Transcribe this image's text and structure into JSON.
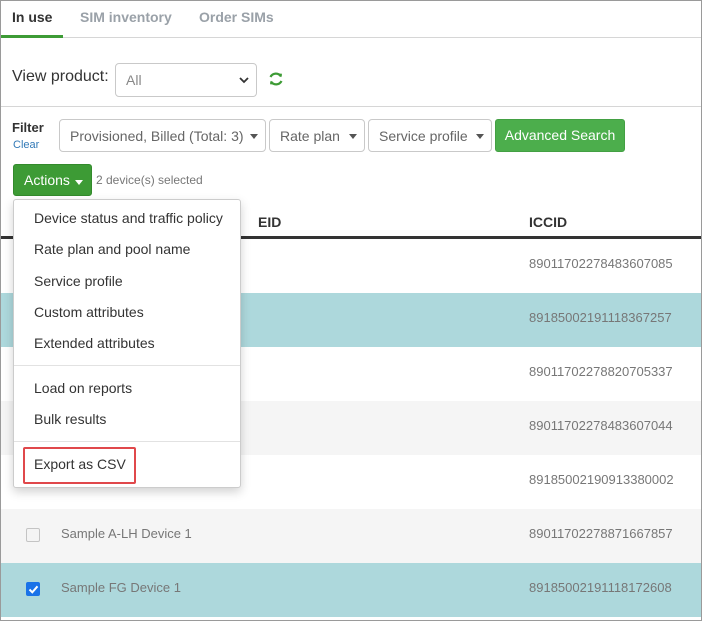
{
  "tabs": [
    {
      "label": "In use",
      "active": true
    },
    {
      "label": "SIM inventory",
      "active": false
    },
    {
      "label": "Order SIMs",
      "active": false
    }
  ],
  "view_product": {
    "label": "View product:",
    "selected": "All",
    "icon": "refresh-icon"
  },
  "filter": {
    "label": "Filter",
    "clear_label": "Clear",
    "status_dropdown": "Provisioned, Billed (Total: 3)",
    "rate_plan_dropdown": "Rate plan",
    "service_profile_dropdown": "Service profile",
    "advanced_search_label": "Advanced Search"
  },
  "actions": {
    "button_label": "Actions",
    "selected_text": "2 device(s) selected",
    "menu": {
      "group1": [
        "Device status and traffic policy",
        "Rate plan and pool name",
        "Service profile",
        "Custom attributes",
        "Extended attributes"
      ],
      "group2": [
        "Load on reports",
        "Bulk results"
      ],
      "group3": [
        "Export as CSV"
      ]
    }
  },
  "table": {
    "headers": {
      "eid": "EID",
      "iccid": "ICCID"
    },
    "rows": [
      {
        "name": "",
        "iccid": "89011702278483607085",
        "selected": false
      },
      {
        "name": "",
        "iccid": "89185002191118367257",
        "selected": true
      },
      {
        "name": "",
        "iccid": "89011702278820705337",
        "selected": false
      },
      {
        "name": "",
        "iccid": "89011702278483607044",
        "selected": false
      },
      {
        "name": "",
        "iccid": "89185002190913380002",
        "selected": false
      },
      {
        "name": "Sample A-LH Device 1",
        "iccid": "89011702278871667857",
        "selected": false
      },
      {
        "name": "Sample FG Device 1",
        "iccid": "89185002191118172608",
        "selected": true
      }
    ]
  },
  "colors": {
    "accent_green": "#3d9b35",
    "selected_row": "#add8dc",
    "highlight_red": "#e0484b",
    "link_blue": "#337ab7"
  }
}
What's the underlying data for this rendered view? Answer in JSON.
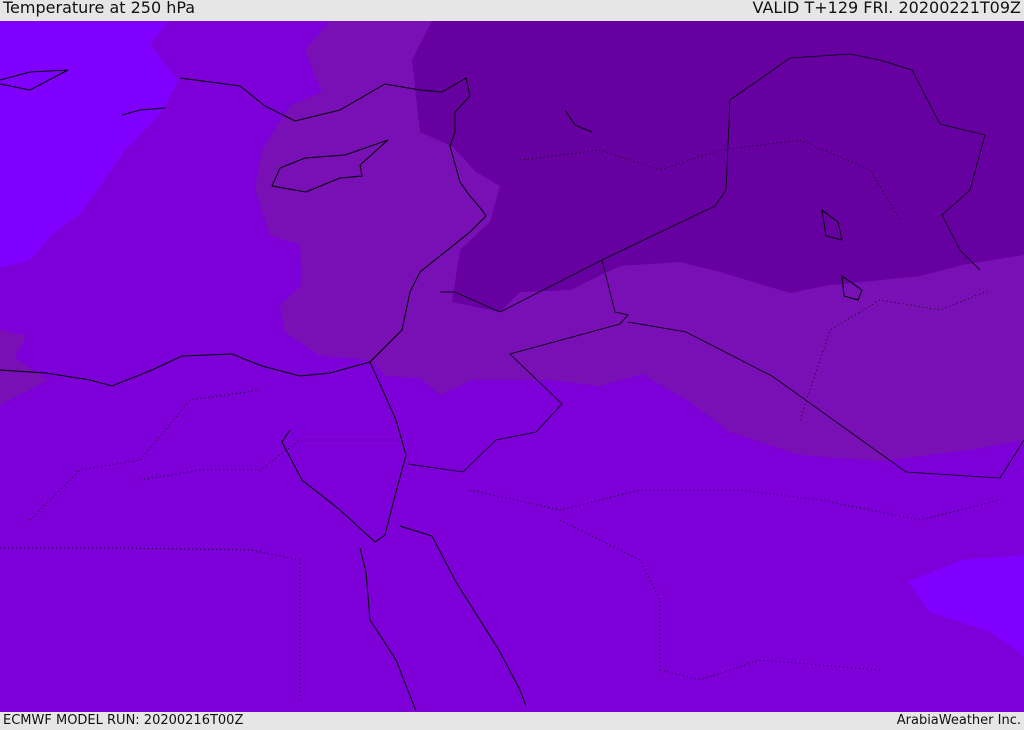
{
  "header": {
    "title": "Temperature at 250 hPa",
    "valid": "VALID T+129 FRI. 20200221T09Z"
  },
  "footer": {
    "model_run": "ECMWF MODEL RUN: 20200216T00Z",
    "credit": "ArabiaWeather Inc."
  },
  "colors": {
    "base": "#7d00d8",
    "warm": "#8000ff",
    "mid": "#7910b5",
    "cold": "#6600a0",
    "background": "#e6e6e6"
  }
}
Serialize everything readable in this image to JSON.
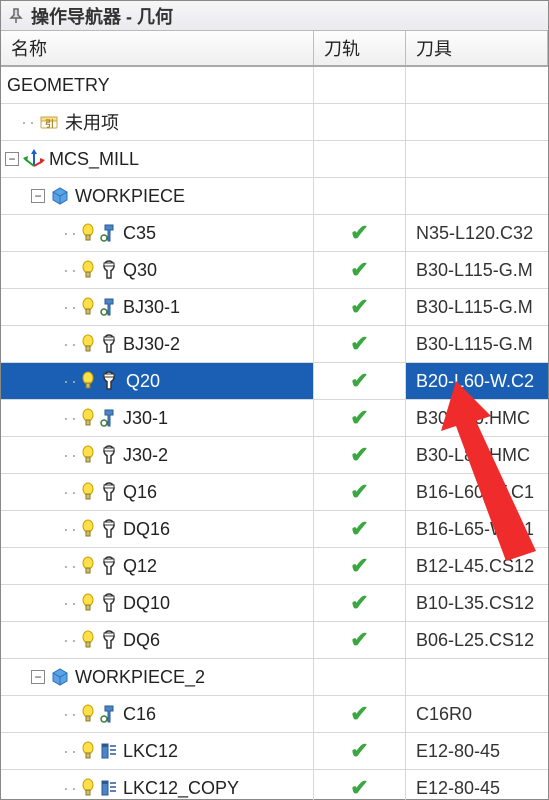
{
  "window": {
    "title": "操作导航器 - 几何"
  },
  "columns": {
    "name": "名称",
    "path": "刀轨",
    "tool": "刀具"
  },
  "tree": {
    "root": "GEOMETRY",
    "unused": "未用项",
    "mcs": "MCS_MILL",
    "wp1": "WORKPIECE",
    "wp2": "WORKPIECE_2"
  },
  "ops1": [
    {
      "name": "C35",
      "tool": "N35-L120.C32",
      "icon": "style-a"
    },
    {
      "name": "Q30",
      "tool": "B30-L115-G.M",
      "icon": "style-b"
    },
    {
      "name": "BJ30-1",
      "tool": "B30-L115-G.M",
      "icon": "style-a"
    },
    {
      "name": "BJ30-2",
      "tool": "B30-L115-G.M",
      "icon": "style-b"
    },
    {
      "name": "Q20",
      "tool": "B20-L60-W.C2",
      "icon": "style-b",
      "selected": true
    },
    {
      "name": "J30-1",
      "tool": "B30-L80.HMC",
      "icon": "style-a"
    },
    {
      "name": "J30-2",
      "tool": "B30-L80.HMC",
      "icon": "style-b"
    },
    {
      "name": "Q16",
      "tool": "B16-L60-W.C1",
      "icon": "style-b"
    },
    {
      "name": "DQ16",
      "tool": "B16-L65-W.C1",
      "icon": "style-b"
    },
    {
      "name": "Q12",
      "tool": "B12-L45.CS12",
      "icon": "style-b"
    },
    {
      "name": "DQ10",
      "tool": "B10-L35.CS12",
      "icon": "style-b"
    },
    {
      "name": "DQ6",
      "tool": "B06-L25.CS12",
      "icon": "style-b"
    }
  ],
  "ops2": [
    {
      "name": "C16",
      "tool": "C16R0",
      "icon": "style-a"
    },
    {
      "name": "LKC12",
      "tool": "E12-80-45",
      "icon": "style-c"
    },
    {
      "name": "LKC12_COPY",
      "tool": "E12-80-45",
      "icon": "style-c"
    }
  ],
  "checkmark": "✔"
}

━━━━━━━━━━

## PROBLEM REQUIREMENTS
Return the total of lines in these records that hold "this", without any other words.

## RESULT BELOW
3